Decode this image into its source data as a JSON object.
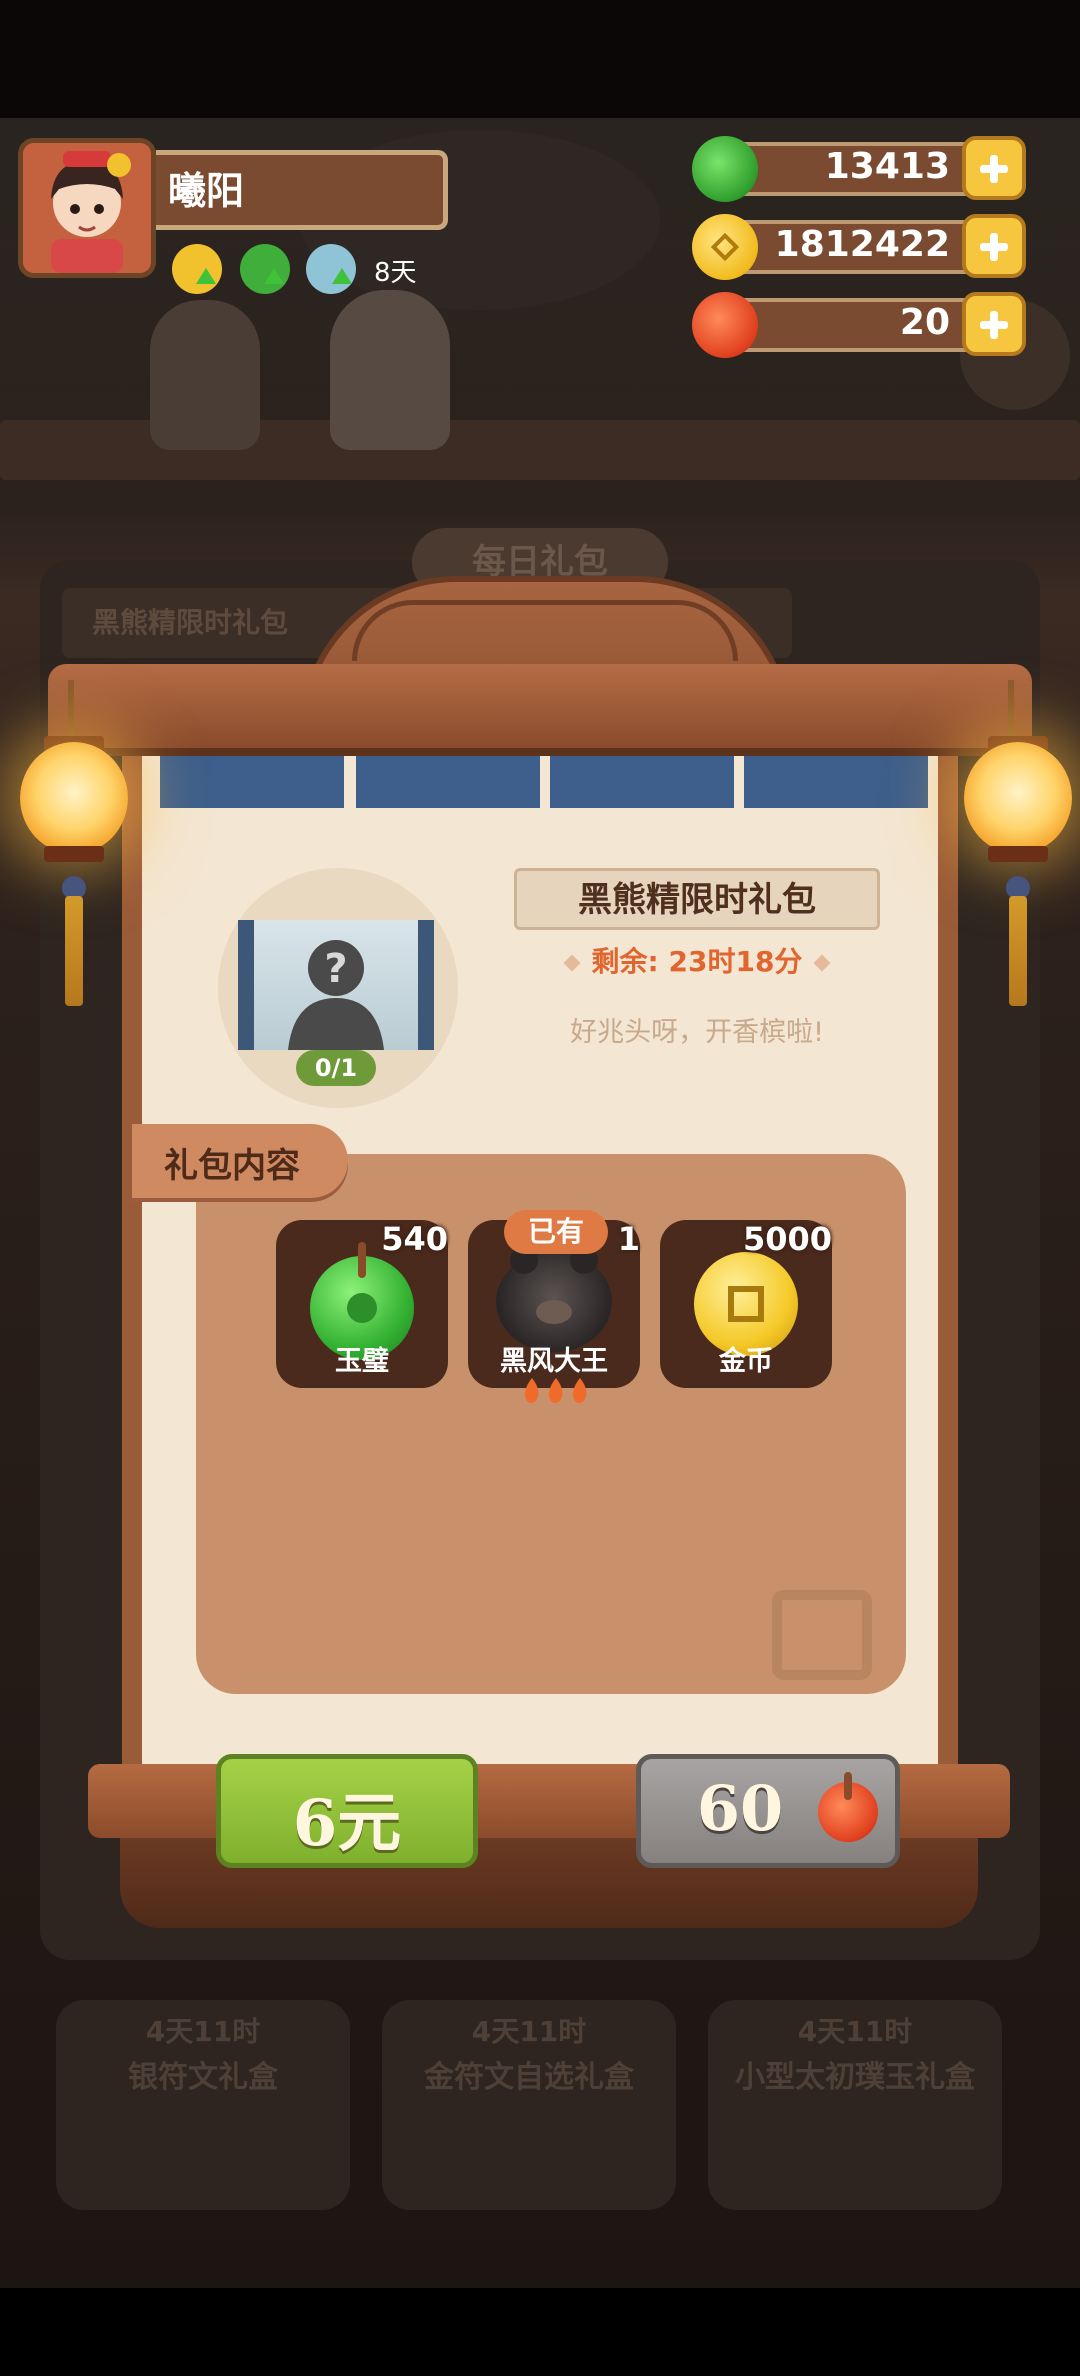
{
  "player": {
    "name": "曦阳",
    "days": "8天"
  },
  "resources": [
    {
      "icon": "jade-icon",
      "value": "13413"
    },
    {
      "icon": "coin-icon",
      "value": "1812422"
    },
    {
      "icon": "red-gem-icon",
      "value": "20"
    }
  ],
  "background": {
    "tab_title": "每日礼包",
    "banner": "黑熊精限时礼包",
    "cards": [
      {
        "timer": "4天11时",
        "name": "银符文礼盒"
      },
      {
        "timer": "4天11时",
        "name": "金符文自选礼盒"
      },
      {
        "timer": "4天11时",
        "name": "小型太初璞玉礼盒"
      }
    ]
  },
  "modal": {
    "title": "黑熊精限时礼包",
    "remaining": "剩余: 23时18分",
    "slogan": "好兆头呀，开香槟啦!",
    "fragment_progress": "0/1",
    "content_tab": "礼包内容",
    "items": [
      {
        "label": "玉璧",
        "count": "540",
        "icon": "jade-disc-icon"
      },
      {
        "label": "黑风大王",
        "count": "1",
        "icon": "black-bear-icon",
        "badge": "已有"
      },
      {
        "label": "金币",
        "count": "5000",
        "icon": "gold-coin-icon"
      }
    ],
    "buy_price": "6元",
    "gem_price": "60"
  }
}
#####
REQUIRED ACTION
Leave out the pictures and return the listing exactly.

FINAL ANSWER
Decode this image into its source data as a JSON object.
{
  "player": {
    "name": "曦阳",
    "days": "8天"
  },
  "resources": [
    {
      "icon": "jade-icon",
      "value": "13413"
    },
    {
      "icon": "coin-icon",
      "value": "1812422"
    },
    {
      "icon": "red-gem-icon",
      "value": "20"
    }
  ],
  "background": {
    "tab_title": "每日礼包",
    "banner": "黑熊精限时礼包",
    "cards": [
      {
        "timer": "4天11时",
        "name": "银符文礼盒"
      },
      {
        "timer": "4天11时",
        "name": "金符文自选礼盒"
      },
      {
        "timer": "4天11时",
        "name": "小型太初璞玉礼盒"
      }
    ]
  },
  "modal": {
    "title": "黑熊精限时礼包",
    "remaining": "剩余: 23时18分",
    "slogan": "好兆头呀，开香槟啦!",
    "fragment_progress": "0/1",
    "content_tab": "礼包内容",
    "items": [
      {
        "label": "玉璧",
        "count": "540",
        "icon": "jade-disc-icon"
      },
      {
        "label": "黑风大王",
        "count": "1",
        "icon": "black-bear-icon",
        "badge": "已有"
      },
      {
        "label": "金币",
        "count": "5000",
        "icon": "gold-coin-icon"
      }
    ],
    "buy_price": "6元",
    "gem_price": "60"
  }
}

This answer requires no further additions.